|US8592841||Feb 1, 2008||Nov 26, 2013||Nichia Corporation||Nitride semiconductor device|
|US20040147054 *||Dec 19, 2003||Jul 29, 2004||Haberern Kevin Ward||Methods of forming semiconductor devices including mesa structures and multiple passivation layers and related devices|
|US20040147094 *||Dec 19, 2003||Jul 29, 2004||Haberern Kevin Ward||Methods of forming semiconductor devices having self aligned semiconductor mesas and contact layers and related devices|
|US20040149997 *||Dec 19, 2003||Aug 5, 2004||Bergman Michael John||Methods of forming electronic devices including semiconductor mesa structures and conductivity junctions and related devices|
|US20040152224 *||Dec 19, 2003||Aug 5, 2004||Scott Sheppard||Methods of forming semiconductor mesa structures including self-aligned contact layers and related devices|
|US20070007544 *||Sep 13, 2006||Jan 11, 2007||Haberern Kevin W||Semiconductor devices having self aligned semiconductor mesas and contact layers|
|US20080135982 *||Dec 19, 2007||Jun 12, 2008||Cree, Inc.||Semiconductor devices including mesa structures and multiple passivation layers|
|DE4208172B4 *||Mar 13, 1992||May 11, 2006||Cree, Inc.||Hochempfindliche Fotodiode zur Feststellung von UV-Strahlung|
|WO1989004056A1 *||Oct 26, 1988||May 5, 1989||Univ North Carolina State||Mosfet in silicon carbide|
|WO2004059706A2 *||Dec 18, 2003||Jul 15, 2004||Amber C Abare||Electronic devices including semiconductor mesa structures and conductivity junctions and methods of forming said devices|
|U.S. Classification||257/77, 257/734, 257/E33.045, 257/103|
|International Classification||H01L33/00, H01L33/34|
|Cooperative Classification||H01L33/0008, H01L33/34|
|European Classification||H01L33/00D2, H01L33/34|
|Jul 18, 1983||AS||Assignment|
Owner name: SIEMENS AKTIENGESELLSCHAFT BERLIN AND MUNICH A GER
Free format text: ASSIGNMENT OF ASSIGNORS INTEREST.;ASSIGNORS:WEYRICH, CLAUS;ZIEGLER, GUENTHER;HOFFMANN, LUDWIG;AND OTHERS;REEL/FRAME:004148/0534;SIGNING DATES FROM 19830620 TO 19830705
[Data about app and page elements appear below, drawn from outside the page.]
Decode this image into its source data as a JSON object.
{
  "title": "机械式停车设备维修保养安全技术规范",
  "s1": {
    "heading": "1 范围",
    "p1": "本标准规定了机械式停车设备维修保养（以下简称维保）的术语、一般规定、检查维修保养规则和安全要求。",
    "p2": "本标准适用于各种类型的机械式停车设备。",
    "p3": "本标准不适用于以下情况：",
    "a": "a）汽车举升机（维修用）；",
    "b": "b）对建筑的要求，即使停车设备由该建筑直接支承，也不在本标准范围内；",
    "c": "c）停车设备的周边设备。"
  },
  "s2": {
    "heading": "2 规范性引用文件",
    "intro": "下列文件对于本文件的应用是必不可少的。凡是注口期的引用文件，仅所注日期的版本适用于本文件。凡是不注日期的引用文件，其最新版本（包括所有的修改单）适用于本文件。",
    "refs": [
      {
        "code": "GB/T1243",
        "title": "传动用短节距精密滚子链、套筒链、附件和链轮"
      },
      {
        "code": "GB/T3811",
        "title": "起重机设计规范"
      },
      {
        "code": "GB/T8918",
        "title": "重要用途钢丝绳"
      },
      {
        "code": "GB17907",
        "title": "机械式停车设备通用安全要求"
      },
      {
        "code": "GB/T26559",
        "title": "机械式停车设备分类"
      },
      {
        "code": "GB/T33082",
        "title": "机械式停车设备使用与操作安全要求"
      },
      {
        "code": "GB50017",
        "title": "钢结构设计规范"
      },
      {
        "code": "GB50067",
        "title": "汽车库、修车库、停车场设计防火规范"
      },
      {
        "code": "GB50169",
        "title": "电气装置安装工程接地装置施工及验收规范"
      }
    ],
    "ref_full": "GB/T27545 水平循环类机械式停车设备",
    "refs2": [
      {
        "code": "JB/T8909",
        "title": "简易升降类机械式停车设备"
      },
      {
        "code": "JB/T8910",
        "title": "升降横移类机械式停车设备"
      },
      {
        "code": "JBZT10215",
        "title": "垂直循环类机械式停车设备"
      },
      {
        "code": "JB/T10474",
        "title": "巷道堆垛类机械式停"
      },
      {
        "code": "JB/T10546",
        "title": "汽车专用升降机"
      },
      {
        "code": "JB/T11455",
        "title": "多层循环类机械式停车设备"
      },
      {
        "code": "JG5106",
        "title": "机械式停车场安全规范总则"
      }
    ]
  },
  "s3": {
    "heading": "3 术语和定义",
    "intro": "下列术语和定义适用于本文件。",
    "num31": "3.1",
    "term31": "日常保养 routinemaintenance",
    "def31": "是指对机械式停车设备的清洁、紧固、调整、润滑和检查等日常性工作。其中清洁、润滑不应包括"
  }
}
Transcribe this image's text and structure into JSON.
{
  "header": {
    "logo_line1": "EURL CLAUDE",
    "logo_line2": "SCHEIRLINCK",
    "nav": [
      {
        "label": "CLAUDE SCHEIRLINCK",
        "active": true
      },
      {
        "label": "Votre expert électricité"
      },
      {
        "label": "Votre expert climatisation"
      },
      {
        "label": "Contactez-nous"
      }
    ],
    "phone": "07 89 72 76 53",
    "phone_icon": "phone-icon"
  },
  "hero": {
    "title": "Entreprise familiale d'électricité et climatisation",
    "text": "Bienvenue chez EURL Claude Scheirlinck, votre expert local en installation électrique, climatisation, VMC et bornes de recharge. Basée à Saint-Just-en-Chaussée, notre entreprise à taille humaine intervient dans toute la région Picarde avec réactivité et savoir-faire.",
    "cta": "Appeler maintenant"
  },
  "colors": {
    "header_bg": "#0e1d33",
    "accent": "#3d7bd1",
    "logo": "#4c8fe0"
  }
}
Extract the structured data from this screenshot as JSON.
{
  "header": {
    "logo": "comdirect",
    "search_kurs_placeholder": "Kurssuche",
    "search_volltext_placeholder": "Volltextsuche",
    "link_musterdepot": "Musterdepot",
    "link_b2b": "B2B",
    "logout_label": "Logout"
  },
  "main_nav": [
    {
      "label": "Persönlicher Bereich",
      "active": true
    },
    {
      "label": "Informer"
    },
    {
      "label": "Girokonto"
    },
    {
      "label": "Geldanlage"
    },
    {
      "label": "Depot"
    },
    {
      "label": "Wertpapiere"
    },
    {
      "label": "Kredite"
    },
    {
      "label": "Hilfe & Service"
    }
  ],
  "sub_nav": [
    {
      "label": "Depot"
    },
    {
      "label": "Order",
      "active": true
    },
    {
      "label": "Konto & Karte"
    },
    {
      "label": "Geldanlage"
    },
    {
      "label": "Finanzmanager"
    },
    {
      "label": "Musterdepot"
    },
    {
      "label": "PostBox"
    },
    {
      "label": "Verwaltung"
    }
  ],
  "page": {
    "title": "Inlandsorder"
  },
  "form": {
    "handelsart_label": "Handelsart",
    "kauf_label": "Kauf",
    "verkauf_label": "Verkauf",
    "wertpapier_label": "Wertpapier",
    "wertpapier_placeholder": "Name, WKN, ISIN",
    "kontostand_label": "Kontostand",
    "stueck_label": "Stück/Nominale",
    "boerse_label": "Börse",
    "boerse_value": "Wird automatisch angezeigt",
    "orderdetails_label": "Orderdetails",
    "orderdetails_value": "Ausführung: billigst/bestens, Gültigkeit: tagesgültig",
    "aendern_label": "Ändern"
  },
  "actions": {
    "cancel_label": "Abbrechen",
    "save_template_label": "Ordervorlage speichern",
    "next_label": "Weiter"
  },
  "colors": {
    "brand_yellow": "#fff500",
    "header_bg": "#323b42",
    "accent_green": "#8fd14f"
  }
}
|Dec 27, 1988||FPAY||Fee payment|
Year of fee payment: 4
|Dec 24, 1992||FPAY||Fee payment|
Year of fee payment: 8
|Feb 25, 1997||REMI||Maintenance fee reminder mailed|
|Jul 20, 1997||LAPS||Lapse for failure to pay maintenance fees|
|Sep 30, 1997||FP||Expired due to failure to pay maintenance fee|
Effective date: 19970723